612 F.2d 383 (8th Cir. 1980), 79-1397, Guy v. Swift and Co.

Docket Nº:79-1397.
Citation:612 F.2d 383
Party Name:John A. GUY, Appellant, v. SWIFT AND COMPANY, Appellee.
Case Date:January 08, 1980
Court:United States Courts of Appeals, Court of Appeals for the Eighth Circuit

Page 383

612 F.2d 383 (8th Cir. 1980)

John A. GUY, Appellant,



No. 79-1397.

United States Court of Appeals, Eighth Circuit

January 8, 1980

        Submitted Jan. 2, 1980.

        John A. Guy, pro se, filed brief.

        William T. Oakes, Kennedy, Holland, DeLacy & Svoboda, Omaha, Neb., filed brief, for appellee.

        Before HEANEY, ROSS and McMILLIAN, Circuit Judges.

        PER CURIAM.

        John A. Guy appeals from the district court 1 order dismissing his complaint. Adopting the findings of fact and conclusions of law filed by the magistrate 2 to whom the case had been referred, the court granted defendant-appellee Swift & Company's (Swift) motions to dismiss for failure to state a claim under either 42 U.S.C. § 1981 or the fourteenth amendment, entered summary judgment against Guy on

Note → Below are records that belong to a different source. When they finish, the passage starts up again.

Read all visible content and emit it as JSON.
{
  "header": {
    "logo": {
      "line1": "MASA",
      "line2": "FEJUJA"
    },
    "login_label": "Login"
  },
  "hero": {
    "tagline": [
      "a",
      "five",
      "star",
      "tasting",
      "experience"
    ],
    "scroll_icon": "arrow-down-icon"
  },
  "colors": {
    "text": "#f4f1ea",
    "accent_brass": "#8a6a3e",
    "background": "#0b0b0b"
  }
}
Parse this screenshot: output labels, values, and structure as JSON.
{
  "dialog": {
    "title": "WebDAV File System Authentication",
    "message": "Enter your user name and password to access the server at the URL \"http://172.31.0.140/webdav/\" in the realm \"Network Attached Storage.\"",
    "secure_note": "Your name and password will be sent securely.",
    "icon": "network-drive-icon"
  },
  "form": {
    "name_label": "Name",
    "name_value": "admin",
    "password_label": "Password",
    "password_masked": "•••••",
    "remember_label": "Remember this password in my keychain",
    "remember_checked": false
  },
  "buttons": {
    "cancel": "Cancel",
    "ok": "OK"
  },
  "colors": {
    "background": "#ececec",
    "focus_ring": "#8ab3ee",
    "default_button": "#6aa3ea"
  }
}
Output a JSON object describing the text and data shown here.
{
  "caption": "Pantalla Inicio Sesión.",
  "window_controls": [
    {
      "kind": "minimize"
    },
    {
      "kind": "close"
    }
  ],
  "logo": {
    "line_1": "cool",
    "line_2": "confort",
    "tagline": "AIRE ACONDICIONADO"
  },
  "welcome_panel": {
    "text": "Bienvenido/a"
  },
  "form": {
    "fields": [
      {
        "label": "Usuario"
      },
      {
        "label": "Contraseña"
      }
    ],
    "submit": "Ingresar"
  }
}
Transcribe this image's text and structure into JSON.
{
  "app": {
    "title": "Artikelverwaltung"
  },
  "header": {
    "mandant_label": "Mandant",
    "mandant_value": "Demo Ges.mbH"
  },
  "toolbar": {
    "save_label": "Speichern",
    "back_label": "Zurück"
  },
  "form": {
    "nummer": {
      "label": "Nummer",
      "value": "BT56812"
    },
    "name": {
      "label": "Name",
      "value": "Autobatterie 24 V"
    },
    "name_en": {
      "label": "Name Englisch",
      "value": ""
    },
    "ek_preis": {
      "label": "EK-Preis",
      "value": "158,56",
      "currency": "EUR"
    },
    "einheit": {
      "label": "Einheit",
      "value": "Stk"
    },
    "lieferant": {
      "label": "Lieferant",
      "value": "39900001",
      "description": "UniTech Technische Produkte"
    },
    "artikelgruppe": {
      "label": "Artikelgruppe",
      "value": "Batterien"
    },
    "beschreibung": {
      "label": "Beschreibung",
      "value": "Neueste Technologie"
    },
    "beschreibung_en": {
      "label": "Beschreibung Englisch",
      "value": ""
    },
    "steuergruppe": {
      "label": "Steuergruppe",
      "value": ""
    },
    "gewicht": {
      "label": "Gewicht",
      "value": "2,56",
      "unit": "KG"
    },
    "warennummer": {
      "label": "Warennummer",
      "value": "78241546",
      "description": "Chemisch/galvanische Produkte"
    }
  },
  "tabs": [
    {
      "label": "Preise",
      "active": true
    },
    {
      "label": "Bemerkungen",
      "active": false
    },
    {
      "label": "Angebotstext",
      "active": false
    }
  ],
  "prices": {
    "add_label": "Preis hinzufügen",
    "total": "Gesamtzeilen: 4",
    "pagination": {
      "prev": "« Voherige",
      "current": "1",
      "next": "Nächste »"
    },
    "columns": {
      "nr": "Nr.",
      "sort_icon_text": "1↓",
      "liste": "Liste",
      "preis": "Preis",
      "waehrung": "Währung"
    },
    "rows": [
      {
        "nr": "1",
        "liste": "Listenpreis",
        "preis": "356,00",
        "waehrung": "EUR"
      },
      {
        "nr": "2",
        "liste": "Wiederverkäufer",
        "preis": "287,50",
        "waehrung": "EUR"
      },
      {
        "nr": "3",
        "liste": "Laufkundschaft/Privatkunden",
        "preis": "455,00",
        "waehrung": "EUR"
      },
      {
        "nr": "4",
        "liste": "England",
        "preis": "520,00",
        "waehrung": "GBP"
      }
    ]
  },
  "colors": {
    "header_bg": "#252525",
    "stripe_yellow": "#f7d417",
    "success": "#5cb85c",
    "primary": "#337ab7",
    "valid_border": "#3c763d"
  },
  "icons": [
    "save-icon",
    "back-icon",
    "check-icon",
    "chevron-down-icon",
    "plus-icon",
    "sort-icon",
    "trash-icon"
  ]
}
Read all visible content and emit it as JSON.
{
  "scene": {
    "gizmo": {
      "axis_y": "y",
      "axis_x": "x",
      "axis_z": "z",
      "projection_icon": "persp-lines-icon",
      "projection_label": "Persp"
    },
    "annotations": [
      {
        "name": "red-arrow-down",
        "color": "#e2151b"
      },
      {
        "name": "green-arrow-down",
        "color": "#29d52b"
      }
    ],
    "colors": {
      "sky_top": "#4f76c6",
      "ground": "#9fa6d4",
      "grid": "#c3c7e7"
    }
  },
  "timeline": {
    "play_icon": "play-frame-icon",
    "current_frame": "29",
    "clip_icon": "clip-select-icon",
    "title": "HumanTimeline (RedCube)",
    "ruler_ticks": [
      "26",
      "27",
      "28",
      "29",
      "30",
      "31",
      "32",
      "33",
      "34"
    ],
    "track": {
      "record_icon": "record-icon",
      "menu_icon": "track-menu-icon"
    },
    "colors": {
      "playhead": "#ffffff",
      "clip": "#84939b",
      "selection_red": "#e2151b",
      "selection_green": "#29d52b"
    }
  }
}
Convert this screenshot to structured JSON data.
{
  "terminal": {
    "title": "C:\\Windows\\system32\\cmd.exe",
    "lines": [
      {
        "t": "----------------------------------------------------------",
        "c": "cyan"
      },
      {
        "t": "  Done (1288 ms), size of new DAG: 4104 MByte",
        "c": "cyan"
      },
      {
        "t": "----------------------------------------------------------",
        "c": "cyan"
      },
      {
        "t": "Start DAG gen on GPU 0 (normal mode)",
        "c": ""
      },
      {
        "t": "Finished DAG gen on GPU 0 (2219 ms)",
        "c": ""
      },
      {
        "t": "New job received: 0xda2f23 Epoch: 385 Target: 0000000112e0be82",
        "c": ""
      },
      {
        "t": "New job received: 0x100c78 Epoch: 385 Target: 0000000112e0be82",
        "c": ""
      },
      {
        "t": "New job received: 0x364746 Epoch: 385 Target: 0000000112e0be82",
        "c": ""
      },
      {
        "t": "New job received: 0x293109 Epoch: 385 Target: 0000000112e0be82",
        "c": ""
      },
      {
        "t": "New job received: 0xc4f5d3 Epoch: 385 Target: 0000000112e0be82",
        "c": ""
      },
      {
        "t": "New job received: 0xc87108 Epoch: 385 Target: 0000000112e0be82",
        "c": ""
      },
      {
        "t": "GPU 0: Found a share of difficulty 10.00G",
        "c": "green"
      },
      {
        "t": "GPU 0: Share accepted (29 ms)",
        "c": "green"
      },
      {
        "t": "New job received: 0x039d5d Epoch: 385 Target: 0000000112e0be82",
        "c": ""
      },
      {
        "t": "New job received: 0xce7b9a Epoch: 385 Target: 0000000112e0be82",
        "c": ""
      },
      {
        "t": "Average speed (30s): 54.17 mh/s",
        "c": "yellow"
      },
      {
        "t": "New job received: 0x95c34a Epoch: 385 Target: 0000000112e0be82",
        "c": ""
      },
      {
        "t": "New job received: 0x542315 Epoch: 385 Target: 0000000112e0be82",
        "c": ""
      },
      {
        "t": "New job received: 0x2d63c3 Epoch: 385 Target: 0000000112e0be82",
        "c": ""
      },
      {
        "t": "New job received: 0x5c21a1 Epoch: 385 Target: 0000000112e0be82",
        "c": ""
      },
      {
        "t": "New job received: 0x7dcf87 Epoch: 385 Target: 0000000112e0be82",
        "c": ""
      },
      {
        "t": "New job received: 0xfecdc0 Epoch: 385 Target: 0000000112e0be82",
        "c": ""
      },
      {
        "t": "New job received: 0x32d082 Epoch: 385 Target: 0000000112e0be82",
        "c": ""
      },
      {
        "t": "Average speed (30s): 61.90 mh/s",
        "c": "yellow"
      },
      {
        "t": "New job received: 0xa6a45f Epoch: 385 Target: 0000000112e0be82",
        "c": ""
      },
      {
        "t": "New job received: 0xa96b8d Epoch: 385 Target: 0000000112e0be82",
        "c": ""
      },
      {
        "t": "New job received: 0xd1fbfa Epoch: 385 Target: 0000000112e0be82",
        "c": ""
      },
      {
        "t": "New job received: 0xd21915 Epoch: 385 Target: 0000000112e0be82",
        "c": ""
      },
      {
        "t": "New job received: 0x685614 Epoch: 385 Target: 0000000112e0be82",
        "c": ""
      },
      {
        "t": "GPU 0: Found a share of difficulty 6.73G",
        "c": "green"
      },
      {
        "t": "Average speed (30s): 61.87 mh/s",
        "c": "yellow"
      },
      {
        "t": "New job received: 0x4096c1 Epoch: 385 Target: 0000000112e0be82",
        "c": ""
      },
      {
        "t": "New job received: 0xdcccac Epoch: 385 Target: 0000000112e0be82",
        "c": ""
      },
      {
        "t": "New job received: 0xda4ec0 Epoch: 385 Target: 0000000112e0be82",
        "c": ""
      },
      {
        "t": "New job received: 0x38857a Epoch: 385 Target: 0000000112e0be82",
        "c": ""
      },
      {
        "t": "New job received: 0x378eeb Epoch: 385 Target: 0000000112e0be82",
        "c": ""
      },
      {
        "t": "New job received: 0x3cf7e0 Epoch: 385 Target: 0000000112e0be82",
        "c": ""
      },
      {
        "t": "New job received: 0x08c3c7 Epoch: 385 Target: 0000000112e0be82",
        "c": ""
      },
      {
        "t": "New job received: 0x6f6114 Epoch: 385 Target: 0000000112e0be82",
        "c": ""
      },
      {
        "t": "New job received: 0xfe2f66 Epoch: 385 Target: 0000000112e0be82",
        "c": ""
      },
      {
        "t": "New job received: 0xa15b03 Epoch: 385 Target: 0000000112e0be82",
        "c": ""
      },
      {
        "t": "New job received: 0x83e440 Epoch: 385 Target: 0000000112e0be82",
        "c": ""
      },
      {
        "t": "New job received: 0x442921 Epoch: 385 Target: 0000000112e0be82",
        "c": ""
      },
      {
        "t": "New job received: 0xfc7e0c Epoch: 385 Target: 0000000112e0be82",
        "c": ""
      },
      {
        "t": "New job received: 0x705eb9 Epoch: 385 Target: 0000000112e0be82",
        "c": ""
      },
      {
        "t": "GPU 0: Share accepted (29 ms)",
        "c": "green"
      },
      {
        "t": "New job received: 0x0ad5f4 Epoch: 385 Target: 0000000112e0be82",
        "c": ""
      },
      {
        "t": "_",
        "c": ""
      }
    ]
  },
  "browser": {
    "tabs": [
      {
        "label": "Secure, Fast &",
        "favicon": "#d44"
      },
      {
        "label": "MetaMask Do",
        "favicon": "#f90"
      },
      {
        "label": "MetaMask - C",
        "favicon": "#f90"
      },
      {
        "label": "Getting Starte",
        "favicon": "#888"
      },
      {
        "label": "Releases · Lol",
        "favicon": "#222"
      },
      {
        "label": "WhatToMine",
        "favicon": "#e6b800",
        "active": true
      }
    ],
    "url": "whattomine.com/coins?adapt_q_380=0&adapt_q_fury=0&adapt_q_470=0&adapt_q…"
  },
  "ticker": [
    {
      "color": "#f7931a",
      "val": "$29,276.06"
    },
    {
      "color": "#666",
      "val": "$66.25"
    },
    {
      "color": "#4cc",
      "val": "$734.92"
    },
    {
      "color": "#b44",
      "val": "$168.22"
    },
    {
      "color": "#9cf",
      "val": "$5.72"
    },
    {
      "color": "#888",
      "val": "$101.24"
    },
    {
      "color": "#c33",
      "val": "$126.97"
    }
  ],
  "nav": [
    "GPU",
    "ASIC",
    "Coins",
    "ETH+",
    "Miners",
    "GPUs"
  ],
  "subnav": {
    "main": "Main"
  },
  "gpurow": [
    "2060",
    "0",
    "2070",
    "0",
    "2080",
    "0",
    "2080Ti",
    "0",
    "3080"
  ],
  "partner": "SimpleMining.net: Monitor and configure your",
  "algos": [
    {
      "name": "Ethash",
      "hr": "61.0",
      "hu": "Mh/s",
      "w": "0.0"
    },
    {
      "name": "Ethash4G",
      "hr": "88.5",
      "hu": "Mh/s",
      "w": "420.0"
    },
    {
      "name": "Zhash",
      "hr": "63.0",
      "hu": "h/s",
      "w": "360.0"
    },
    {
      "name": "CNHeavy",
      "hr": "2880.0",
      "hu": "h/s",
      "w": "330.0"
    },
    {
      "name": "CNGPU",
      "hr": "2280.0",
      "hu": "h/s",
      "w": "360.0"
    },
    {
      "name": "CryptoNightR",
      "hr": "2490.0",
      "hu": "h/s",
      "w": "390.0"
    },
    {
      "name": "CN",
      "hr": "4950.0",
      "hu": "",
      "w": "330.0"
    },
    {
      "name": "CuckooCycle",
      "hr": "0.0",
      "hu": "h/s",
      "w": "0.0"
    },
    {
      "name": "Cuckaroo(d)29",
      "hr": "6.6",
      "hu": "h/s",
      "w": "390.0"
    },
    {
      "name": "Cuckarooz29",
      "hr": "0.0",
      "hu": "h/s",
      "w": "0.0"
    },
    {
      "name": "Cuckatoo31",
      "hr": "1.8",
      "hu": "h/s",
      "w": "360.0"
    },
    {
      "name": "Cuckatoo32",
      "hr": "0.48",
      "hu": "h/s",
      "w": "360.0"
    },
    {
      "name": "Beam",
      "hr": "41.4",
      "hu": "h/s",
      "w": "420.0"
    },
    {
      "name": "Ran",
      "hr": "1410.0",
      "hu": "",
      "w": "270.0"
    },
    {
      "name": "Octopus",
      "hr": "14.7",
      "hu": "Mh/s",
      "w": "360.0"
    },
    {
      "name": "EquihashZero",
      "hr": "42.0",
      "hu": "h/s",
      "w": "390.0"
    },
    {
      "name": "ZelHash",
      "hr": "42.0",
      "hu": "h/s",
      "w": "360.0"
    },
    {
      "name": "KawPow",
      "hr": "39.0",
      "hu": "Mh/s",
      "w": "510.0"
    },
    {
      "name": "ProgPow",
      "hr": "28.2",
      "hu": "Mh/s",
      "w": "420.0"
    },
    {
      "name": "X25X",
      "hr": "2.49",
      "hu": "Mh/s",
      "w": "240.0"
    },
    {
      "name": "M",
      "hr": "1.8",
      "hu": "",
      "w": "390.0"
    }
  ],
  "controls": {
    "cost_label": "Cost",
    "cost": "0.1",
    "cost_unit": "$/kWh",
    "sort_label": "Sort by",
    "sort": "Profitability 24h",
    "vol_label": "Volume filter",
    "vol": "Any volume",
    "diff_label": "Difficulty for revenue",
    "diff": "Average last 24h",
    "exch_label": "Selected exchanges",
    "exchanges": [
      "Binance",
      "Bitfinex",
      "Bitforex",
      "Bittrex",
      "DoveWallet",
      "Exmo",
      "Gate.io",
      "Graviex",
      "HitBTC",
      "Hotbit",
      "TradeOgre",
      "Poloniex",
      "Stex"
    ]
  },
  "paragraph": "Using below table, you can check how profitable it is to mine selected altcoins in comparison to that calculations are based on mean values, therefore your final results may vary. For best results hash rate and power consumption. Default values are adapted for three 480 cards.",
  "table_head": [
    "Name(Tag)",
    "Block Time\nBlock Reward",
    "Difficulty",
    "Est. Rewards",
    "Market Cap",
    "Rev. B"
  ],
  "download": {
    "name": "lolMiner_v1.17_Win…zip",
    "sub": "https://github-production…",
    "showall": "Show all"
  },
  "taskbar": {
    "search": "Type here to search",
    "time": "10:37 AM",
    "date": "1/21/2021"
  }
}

Page 384

his Title VII claim and accordingly dismissed Guy's complaint. Guy, proceeding Pro se, 3 appeals the district court's entry of judgment against him.

        Swift employed John A. Guy, a black male, in its boning department from February 27, 1974, until April 1, 1974. On April 2, 1974, he was suspended for disciplinary reasons and the suspension was converted to a layoff on April 5, 1974. Since then he has not been recalled for employment nor has he applied for another job with Swift.

        Guy's suit arises out of an incident which occurred on April 2, 1974. On that day, Guy entered the office of Swift's plant superintendent, William Linder, and demanded to know what Linder intended to do about Guy's complaints of harassment by fellow workers, approximately half of whom were black. In his deposition, Guy characterized the harassment as "horseplay" on the part of his fellow workers and described the conduct to which he objected as throwing pieces of meat at him or near him as well as the making of accusations that he was insufficiently productive. Guy does not accuse Swift's foreman or plant superintendent of harassment.

        During the conversation between Guy and Linder, Guy leaned over the desk within a few feet of Linder's face as he addressed him. Linder told Guy several times to discontinue the loud talk or he would suspend him, and later requested him to leave the office and threatened to call the county sheriff to remove him. Linder then suspended Guy, and Guy left.

        While Guy denied that he used the phrase "God dammit" in the exchange, he did admit that he verbally accosted Linder and used the term "dammit."

        Guy submitted his grievance concerning the suspension to the grievance arbitration procedure specified in the Master Agreement then in effect between Swift and the Amalgamated Meat Cutters and Butchers Workmen of North America, AFL-CIO, the bargaining unit of which he was a member. 4 On October 27, 1975, the arbitrator determined that Guy's conduct had amounted to insubordination warranting imposition of the three-day suspension, and the grievance was denied.

        Guy filed a complaint with the Nebraska Equal Employment Opportunity Commission on September 6, 1974, alleging that his layoff and discharge were the result of Swift's racially animated discrimination against him. The hearing examiner subsequently concluded, "There is nothing about the facts in this case to suggest the employers were biased in any way toward complainant because of his race." The Nebraska Commission entered a final order dismissing Guy's complaint with prejudice on September 12, 1977.

        Guy also filed a charge of race discrimination arising out of his suspension and layoff with the federal Equal Employment Opportunity Commission. The federal Commission issued a final determination that there was not reasonable cause to believe that the charge was true.

        Guy finally filed a Pro se complaint in the district court on January 13, 1978, seeking damages and declaratory and injunctive relief and charging Swift with violation of 42 U.S.C. § 1981 (1976), the fourteenth amendment and Title VII of the Civil Rights Act of 1964, 42 U.S.C. § 2000e Et seq. (1976). The district court granted Guy's motion to prosecute the suit In forma pauperis and appointed counsel to represent him. From the district court's dismissal of his complaint, Guy appeals.

        Pursuant to Fed.R.Civ.P. 12(b)(6), Swift moved to dismiss Guy's § 1981 claim on the ground that it was barred by the applicable statute of limitations, Neb.Rev.Stat. § 25-

Page 385

219 (Reissue of 1975). 5 The magistrate recommended that the motion be granted, and the district court adopted the magistrate's recommendation.

        Because there is no specifically stated or otherwise relevant federal statute of limitations for a cause of action...

To continue reading